In the ancient Greek philosopher Plato’s “Allegory of the Cave”, a poignant scenario is raised. What if several men were chained on one wall inside a dark cave facing another blank wall, never having seen light or been outside? Suppose up above the wall they are chained on, there is a flickering fire, and they see the shadows of the fire’s flames on the blank wall in front of them. They have never seen a fire, so they have no idea that the fire is causing the shadows, and cannot even conceive of such a thing. They can only explain the shadows on the wall based on what they know the world to be like. Their perception is absolutely limited only by what they know and experience to be true, yet is only a portion of reality.
Many of us in organizations are like those men. We only see part of the whole system, and have no idea what is going on in other parts of the organization. We form judgments and conclusions about what is going on based on our vantage point of reality. We observe decisions that are being made above us in a vacuum, without the benefit of seeing the whole cave, or looking in from outside the cave. If we could observe the whole or had the benefit of all or more vantage points and data, we might see everything differently.
One of my coaching clients recently had an “outside the cave” experience. She was promoted to a new position with significantly more leadership and P&L responsibility. After a few months on the job, she was perplexed. “I had no idea of the things that were going on above me,” she expressed to me. “If I had known some of these things in my previous role, it would have explained a lot of the decisions that I questioned and I would have communicated to my direct reports about these things differently!” She was surprised at the complexity of all the things she had to take into account and the different stakeholders she was responsible to in her new role. “If only I had known,” was her new revelation.
So this begs me to ask you these questions.
• Do you realize the limitations of the vantage point inside your own cave?
• Do you avoid sweeping judgments about others—realizing that you may not be seeing the fire above you or the light outside the cave?
• As a leader, do you communicate regularly to your direct reports, so that the view from their part of the cave can be expanded and they are not kept in the dark, making up stories about the shadows they see?

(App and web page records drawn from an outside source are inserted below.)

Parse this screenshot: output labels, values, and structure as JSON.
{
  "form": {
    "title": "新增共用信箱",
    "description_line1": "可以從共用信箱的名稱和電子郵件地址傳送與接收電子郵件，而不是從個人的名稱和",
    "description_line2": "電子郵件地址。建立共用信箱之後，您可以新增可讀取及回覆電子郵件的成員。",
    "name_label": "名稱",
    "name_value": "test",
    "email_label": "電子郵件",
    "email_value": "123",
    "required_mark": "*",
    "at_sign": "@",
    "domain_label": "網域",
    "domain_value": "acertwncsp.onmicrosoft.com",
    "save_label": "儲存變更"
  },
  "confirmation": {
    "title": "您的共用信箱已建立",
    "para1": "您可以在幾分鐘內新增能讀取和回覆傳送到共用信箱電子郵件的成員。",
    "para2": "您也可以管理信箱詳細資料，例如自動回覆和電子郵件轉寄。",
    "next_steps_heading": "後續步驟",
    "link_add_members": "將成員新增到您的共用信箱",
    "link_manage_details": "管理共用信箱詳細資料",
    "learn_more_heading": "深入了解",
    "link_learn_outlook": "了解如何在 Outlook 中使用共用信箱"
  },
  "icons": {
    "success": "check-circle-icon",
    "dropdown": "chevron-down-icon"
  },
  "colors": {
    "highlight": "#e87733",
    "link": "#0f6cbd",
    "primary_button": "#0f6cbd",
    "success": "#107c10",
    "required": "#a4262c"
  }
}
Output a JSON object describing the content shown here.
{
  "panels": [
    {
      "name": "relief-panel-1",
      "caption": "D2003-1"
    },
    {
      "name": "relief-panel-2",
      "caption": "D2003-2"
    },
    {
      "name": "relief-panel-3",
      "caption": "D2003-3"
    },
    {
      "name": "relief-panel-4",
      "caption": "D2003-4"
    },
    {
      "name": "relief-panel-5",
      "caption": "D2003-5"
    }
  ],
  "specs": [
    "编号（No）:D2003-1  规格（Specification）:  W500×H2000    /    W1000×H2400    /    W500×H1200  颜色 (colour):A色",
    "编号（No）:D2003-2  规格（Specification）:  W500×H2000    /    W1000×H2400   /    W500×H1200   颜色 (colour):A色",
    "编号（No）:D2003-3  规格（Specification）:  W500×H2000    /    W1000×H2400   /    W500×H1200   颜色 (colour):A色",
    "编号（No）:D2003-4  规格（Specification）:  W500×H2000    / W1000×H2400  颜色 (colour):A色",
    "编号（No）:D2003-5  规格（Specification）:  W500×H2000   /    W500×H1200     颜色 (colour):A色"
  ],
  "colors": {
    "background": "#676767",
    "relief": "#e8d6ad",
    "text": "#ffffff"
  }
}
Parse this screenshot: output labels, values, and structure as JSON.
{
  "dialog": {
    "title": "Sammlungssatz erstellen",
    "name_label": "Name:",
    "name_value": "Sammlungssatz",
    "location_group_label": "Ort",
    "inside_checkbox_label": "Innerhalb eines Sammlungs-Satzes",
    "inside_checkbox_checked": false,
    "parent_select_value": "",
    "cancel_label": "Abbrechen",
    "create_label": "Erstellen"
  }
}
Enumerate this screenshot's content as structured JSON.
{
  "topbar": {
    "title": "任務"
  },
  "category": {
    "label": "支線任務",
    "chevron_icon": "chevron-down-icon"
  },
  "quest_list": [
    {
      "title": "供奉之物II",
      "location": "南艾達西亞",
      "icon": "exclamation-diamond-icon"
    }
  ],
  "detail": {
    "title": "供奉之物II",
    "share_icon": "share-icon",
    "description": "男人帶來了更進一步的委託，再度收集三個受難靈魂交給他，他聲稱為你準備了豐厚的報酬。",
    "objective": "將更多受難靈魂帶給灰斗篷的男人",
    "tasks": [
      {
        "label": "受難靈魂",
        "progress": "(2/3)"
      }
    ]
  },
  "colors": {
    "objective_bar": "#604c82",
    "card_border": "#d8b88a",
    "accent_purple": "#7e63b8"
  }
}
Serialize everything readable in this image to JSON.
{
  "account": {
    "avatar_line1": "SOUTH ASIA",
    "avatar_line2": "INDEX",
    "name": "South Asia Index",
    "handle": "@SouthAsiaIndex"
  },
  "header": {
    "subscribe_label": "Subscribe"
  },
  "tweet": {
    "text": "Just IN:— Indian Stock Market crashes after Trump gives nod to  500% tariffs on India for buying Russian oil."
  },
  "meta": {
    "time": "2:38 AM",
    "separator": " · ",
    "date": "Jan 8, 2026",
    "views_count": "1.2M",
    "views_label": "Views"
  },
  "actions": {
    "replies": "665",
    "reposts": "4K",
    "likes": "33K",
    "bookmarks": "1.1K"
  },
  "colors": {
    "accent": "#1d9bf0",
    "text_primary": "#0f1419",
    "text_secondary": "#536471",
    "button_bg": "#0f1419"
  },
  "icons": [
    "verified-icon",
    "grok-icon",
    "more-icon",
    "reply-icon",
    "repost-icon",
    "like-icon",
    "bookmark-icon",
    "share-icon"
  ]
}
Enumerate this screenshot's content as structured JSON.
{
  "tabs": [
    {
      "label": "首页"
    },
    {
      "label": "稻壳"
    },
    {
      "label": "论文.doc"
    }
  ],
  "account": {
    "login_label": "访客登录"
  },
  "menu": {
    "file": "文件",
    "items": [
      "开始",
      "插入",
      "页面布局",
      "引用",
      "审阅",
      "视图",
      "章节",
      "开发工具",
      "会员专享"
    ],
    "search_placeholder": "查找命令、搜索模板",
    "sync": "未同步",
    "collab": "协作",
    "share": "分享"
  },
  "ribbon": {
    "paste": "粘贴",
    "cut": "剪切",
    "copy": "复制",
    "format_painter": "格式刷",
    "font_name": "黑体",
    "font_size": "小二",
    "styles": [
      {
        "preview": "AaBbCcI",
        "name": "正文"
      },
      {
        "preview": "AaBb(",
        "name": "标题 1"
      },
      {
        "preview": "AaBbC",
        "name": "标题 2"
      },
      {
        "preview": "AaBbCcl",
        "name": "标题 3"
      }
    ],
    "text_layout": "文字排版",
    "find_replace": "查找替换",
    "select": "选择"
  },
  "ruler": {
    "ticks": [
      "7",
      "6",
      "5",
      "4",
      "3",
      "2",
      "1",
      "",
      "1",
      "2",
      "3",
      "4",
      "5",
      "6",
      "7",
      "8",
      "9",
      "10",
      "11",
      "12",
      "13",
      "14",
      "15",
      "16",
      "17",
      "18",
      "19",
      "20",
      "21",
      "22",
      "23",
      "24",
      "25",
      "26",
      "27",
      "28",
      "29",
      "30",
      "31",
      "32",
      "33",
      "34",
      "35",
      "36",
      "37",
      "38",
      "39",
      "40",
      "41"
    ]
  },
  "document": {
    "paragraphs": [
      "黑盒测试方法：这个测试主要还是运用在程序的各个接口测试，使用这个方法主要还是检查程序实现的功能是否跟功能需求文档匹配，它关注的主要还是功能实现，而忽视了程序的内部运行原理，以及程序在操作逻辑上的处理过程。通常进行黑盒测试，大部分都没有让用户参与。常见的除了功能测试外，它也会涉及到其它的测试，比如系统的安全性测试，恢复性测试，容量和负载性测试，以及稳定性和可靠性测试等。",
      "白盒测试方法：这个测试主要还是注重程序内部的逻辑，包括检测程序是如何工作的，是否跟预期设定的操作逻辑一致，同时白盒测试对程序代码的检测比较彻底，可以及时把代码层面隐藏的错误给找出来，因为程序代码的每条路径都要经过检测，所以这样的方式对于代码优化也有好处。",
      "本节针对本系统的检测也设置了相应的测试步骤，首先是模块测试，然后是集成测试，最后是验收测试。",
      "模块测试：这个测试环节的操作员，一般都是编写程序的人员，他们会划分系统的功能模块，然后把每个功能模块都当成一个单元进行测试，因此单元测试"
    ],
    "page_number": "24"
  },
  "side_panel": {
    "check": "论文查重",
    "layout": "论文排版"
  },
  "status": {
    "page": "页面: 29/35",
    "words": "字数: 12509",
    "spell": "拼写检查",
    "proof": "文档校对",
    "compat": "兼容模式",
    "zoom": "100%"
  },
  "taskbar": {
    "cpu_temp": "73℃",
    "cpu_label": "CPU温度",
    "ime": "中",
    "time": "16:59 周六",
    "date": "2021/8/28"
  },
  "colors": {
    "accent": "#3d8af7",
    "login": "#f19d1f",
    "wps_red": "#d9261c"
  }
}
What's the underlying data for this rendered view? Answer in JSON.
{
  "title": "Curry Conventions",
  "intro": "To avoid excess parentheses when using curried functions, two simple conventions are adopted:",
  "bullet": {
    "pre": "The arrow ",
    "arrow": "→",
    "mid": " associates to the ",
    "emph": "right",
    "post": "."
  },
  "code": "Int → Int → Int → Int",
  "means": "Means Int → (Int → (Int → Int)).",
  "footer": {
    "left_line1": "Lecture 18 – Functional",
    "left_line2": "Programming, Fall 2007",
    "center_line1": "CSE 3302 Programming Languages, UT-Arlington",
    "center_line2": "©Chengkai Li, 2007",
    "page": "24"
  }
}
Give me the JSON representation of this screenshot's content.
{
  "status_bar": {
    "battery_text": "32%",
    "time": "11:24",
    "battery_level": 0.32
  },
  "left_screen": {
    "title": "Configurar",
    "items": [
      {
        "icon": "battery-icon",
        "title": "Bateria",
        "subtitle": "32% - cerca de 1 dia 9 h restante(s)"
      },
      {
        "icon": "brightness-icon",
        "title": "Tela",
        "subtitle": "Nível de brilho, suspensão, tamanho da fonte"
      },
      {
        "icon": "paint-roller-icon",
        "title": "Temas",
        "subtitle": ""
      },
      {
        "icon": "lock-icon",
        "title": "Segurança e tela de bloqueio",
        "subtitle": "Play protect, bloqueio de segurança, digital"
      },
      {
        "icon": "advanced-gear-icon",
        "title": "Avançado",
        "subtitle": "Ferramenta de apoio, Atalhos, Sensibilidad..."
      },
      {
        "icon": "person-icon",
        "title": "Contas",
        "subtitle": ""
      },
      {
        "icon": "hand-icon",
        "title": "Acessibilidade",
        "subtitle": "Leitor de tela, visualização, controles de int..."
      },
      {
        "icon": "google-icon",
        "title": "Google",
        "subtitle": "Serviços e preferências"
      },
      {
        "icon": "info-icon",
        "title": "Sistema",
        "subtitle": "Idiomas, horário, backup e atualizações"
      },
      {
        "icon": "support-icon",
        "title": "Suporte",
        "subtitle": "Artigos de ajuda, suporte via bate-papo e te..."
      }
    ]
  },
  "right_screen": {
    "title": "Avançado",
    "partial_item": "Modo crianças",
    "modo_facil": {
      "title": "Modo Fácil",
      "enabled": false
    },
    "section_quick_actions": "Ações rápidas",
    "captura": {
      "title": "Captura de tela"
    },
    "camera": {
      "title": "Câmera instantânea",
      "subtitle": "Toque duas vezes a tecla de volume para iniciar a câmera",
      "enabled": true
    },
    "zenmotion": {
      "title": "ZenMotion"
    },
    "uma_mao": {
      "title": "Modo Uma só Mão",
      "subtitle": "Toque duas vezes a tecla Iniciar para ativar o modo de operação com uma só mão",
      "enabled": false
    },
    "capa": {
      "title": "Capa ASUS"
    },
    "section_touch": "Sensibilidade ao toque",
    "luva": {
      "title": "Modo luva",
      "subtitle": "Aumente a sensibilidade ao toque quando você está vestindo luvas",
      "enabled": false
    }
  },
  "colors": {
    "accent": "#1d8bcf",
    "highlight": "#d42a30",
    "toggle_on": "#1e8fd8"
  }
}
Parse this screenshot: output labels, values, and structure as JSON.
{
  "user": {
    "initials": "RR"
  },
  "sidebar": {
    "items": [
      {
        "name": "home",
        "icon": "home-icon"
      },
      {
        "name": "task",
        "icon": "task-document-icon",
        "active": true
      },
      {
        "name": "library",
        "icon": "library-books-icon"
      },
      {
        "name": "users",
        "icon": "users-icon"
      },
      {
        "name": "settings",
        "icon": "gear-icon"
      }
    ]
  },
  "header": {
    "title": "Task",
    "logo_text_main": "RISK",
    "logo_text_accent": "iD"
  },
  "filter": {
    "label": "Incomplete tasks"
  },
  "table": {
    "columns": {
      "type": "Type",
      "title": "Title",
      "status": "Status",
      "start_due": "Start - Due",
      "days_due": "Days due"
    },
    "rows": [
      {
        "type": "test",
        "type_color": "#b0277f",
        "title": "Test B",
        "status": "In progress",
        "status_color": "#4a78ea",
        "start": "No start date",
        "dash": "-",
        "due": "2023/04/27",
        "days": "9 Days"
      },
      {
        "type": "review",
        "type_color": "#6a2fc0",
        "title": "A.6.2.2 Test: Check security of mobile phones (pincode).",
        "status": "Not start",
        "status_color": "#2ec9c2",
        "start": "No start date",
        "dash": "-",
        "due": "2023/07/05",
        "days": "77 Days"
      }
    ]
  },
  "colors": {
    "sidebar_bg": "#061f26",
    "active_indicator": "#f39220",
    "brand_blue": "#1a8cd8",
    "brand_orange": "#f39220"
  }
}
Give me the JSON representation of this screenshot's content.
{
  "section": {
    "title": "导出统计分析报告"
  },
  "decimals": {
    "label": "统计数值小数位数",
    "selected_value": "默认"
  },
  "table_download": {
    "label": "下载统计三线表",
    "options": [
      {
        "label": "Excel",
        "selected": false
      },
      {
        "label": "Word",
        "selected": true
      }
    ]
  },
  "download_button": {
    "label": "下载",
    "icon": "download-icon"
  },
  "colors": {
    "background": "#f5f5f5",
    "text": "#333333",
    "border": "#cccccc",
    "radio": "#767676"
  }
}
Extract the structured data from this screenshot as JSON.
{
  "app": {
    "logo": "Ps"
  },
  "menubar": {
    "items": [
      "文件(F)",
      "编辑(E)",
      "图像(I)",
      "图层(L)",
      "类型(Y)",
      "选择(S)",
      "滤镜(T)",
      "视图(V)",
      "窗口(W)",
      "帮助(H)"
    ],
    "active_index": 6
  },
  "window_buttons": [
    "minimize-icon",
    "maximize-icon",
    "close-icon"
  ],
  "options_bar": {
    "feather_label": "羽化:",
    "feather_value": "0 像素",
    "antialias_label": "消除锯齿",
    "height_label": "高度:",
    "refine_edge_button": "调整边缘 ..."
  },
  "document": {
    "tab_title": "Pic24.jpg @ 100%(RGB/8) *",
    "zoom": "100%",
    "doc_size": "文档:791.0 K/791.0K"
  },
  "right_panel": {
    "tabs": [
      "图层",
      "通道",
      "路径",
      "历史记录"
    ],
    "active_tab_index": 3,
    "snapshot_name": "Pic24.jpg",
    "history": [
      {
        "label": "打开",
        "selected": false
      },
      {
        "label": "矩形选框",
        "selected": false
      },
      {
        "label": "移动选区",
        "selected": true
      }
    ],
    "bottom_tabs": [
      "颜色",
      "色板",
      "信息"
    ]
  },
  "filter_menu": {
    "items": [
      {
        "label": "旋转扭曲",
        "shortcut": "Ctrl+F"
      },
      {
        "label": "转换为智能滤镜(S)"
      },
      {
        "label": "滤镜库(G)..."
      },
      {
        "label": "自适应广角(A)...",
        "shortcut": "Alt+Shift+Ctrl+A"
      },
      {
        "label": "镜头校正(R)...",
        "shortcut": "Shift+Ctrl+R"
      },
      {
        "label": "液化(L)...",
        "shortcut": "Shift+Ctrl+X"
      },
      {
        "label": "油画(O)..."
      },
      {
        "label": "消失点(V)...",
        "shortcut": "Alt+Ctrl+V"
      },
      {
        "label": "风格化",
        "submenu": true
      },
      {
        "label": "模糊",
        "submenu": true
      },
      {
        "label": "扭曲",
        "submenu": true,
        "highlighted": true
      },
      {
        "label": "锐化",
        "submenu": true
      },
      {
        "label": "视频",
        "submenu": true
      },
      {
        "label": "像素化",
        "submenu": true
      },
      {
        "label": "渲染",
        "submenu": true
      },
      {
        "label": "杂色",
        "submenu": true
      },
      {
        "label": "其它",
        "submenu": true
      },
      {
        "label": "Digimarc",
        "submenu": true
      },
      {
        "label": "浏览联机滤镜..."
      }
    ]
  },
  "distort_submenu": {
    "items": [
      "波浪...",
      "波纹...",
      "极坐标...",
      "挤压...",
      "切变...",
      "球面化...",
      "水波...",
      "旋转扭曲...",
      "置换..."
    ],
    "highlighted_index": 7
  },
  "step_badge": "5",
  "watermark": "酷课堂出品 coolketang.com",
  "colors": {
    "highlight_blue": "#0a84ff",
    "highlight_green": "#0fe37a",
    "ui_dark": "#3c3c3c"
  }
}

Take some time to think about your own behaviors and the actions you need to take to lead those inside the cave..which may include yourself.